Over the past few years, fracking has received a lot of interest from both industry and members of the public. Across the country, water and fracking are being discussed, but in arid and semiarid states like Colorado, the questions centered around fracking and water are elevated. Water is one of our most precious resources after all, and with the cost of water increasing, the value of water being produced from fracking operations and the cost of water needed to perform fracking operations can be substantial.
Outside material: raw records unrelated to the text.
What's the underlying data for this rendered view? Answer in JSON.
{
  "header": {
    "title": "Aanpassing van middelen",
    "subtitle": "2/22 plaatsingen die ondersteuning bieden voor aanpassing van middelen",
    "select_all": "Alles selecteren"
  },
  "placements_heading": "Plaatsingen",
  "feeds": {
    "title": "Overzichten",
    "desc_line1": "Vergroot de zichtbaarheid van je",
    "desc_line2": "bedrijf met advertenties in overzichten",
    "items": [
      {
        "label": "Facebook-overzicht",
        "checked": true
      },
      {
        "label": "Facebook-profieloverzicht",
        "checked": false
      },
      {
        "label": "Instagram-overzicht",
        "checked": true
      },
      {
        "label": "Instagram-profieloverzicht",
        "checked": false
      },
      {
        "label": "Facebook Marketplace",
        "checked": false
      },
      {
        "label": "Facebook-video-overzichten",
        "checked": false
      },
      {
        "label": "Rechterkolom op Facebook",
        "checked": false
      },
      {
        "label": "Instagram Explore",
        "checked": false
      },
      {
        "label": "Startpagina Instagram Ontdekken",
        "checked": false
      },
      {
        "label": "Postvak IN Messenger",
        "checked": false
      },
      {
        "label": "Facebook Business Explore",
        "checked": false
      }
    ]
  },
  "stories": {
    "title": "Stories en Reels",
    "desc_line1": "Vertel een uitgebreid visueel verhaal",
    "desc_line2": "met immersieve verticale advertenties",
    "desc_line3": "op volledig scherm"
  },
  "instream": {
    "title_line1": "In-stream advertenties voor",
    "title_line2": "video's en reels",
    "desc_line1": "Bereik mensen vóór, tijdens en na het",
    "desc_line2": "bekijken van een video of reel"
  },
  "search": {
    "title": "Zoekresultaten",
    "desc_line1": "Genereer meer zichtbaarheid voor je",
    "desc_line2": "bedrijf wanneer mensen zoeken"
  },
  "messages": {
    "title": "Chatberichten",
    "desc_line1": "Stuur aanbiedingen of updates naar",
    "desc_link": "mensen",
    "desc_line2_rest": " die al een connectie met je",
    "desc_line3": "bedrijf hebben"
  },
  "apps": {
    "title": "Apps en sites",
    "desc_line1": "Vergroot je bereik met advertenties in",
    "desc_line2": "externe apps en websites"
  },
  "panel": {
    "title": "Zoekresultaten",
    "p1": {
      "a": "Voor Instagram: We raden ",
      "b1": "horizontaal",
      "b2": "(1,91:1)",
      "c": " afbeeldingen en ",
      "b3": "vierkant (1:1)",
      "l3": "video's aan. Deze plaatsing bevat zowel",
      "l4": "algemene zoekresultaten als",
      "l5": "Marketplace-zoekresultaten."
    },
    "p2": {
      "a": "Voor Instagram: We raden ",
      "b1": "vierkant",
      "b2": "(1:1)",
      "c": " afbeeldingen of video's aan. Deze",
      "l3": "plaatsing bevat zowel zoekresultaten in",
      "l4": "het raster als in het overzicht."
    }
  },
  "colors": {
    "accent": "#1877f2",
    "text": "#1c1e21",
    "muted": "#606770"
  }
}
One of the main questions that impacts parties on all sides of this issue is:
- Can we put the produced water to beneficial use?
It’s no secret that the pressure to reuse produced water in tight oil and shale gas plays in the Rocky Mountains is increasing for multiple reasons, not the least of which is the potential economic benefit.
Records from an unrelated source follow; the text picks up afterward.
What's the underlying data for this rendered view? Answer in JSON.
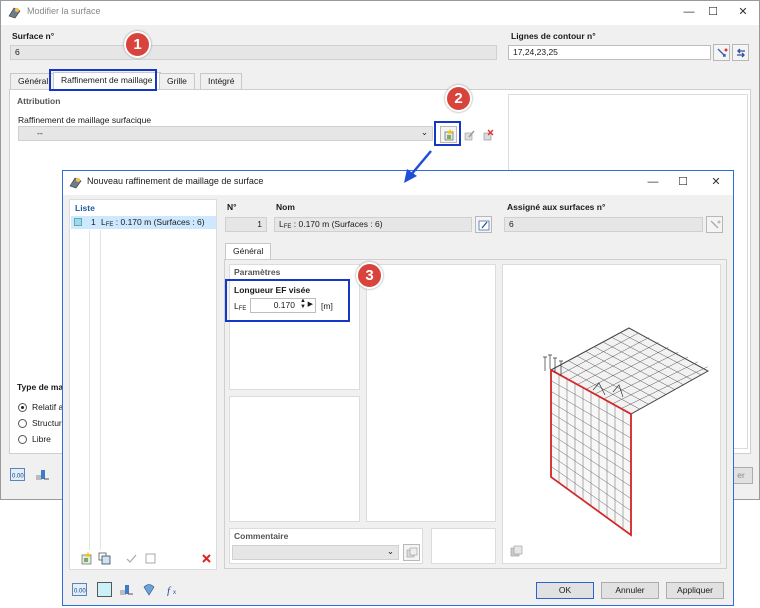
{
  "main": {
    "title": "Modifier la surface",
    "surface_no_label": "Surface n°",
    "surface_no_value": "6",
    "contour_label": "Lignes de contour n°",
    "contour_value": "17,24,23,25",
    "tabs": [
      "Général",
      "Raffinement de maillage",
      "Grille",
      "Intégré"
    ],
    "attribution_label": "Attribution",
    "mesh_refinement_label": "Raffinement de maillage surfacique",
    "mesh_refinement_value": "--",
    "type_label": "Type de mai",
    "radio_options": [
      "Relatif au",
      "Structure",
      "Libre"
    ],
    "ok_partial": "er"
  },
  "dialog": {
    "title": "Nouveau raffinement de maillage de surface",
    "list_label": "Liste",
    "list_item_no": "1",
    "list_item_prefix": "L",
    "list_item_sub": "FE",
    "list_item_rest": " : 0.170 m (Surfaces : 6)",
    "no_label": "N°",
    "no_value": "1",
    "name_label": "Nom",
    "name_prefix": "L",
    "name_sub": "FE",
    "name_rest": " : 0.170 m (Surfaces : 6)",
    "assigned_label": "Assigné aux surfaces n°",
    "assigned_value": "6",
    "tab_general": "Général",
    "params_label": "Paramètres",
    "target_fe_label": "Longueur EF visée",
    "lfe_prefix": "L",
    "lfe_sub": "FE",
    "lfe_value": "0.170",
    "lfe_unit": "[m]",
    "comment_label": "Commentaire",
    "ok": "OK",
    "cancel": "Annuler",
    "apply": "Appliquer"
  },
  "badges": [
    "1",
    "2",
    "3"
  ],
  "icons": {
    "app": "app-icon",
    "minimize": "minimize-icon",
    "maximize": "maximize-icon",
    "close": "close-icon",
    "new": "new-item-icon",
    "edit": "edit-icon",
    "delete": "delete-icon",
    "arrow": "blue-arrow-icon"
  },
  "colors": {
    "accent_blue": "#1437c8",
    "badge_red": "#d8433b",
    "selection": "#cde8ff",
    "mesh_red": "#d22a2a"
  }
}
If you are interested in learning more about produced water reuse and cost-reduction strategies, a conference will be held in Denver next week – October 29th & 30th, 2014 centered around just this issue.
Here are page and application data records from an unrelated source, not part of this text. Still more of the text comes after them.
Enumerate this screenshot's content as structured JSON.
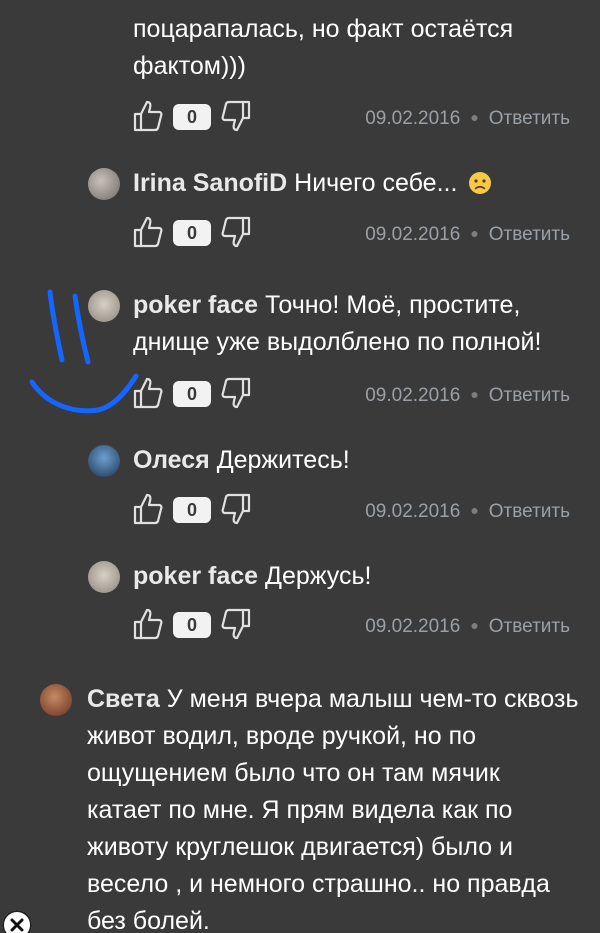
{
  "top_fragment": {
    "line1": "поцарапалась, но факт остаётся",
    "line2": "фактом)))"
  },
  "comments": [
    {
      "author": "",
      "text": "",
      "likes": "0",
      "date": "09.02.2016",
      "reply": "Ответить"
    },
    {
      "author": "Irina SanofiD",
      "text": "Ничего себе...",
      "likes": "0",
      "date": "09.02.2016",
      "reply": "Ответить"
    },
    {
      "author": "poker face",
      "text": "Точно! Моё, простите, днище уже выдолблено по полной!",
      "likes": "0",
      "date": "09.02.2016",
      "reply": "Ответить"
    },
    {
      "author": "Олеся",
      "text": "Держитесь!",
      "likes": "0",
      "date": "09.02.2016",
      "reply": "Ответить"
    },
    {
      "author": "poker face",
      "text": "Держусь!",
      "likes": "0",
      "date": "09.02.2016",
      "reply": "Ответить"
    },
    {
      "author": "Света",
      "text": "У меня вчера малыш чем-то сквозь живот водил, вроде ручкой, но по ощущением было что он там мячик катает по мне. Я прям видела как по животу круглешок двигается) было и весело , и немного страшно.. но правда без болей."
    }
  ],
  "colors": {
    "background": "#3a3a3a",
    "text": "#ffffff",
    "meta": "#9aa0a6",
    "badge": "#f2f2f2",
    "scribble": "#1565ff"
  },
  "icons": {
    "like": "thumbs-up-icon",
    "dislike": "thumbs-down-icon",
    "close": "close-icon",
    "emoji": "worried-face-emoji-icon"
  }
}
- Optimal water treatment
- Storage and recycling strategies
- Cost-effective water sourcing and disposal methods
“We’re looking for new technologies, new ways to treat our water. What we see is the technology changing rapidly. We want to stay at the forefront of that.” ~ Tyler Bittner, Engineering Manager at WPX Energy & Speaker at the Conference.
A full list of speakers, the agenda and registration information can be found at http://www.produced-